    Nice profile. But I wouldn’t say that English “lacks concrete rules”. The language has many rules – of syntax and inflection, for example – that we learn in childhood and which are used instinctively by native speakers.
    For example, in the phrase “a language rife with inconsistencies and lacks concrete rules”, changing “and” to “that” or (better) “lacks” to “lacking” would make it grammatically sound. I use this example not to nitpick, but because it’s convenient and it illustrates my point, or so I hope.
    “Rules” of English as they are popular imagined are more often conventions of usage and style whose validity varies a great deal, which is perhaps what was intended.

  • Joshua Benton


  • Won Gi Kevin Jung

    I strongly agree on Owens comment, “luck…played its part”. Most of the time when I read recent successes of SNS viral marketing and Podcast, I usually feel like reading about 20th century entrepreneurs and 19th century inventors. We hear accomplishments and entrepreneurship and creativity of such people, but meanwhile we intentionally or inadvertently ignore all the ‘connections’ that mold their business model and inventions. Not degrading grammar girl’s passion and experiences that led her to success, just wanted to note that miscellaneous failures of today’s podcasts are not merely due to lack of podcaster’s insight. Good Article. Thanks for sharing this story.

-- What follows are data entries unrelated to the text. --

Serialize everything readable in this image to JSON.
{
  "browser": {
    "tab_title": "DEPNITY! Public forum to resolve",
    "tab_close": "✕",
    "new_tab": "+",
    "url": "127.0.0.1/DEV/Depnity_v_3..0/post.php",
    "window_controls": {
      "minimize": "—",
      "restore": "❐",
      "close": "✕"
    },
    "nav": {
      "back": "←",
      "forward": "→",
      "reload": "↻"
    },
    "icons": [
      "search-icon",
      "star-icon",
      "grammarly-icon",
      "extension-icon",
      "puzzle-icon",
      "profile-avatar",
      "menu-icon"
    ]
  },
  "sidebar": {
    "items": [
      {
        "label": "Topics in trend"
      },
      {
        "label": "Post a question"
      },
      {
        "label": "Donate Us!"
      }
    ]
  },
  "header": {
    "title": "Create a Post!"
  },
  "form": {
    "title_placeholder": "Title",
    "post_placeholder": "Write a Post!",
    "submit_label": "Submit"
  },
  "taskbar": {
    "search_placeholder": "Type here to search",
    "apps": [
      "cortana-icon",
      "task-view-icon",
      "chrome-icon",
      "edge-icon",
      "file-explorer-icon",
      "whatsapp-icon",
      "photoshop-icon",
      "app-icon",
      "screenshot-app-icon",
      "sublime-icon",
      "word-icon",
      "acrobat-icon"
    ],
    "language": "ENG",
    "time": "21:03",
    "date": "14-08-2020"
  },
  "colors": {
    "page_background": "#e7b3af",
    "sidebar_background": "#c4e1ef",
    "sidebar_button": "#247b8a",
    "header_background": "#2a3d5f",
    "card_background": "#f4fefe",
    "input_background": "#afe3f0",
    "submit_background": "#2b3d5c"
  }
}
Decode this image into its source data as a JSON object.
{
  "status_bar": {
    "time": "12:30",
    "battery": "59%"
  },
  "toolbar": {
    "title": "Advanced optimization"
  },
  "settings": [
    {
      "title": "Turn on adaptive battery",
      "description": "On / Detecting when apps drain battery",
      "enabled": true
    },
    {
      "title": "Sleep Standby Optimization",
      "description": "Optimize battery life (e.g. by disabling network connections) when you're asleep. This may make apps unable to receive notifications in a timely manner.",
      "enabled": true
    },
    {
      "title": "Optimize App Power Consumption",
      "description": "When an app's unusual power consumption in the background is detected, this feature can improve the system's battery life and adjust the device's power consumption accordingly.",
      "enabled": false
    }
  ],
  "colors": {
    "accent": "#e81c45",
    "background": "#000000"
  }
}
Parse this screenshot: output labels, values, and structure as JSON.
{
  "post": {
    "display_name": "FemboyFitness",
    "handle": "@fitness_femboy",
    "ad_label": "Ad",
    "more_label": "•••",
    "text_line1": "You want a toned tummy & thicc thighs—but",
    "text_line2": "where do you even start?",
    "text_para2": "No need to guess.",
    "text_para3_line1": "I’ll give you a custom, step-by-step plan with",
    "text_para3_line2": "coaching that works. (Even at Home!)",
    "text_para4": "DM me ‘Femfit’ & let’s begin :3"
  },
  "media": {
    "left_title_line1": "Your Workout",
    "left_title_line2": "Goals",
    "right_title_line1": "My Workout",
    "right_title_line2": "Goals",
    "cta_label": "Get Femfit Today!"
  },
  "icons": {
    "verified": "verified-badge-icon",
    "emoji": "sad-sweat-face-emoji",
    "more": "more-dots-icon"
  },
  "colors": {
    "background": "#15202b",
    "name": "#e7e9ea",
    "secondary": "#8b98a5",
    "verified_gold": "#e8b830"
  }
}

  • Jonathon Owen

    Very true. The vast bulk of the rules of English are unconscious and unnoticed. Sometimes English seems rather lacking in rules compared to other languages that are full of inflections like verb conjugations and case endings, but that’s really just the tip of the iceberg of English grammar. There’s syntax, phonology, morphology, semantics, and pragmatics. 

    English spelling, style, and usage, though, certainly are a mass of inconsistency.

  • Sheridan Voysey

    A great story, for both writers and podcasters!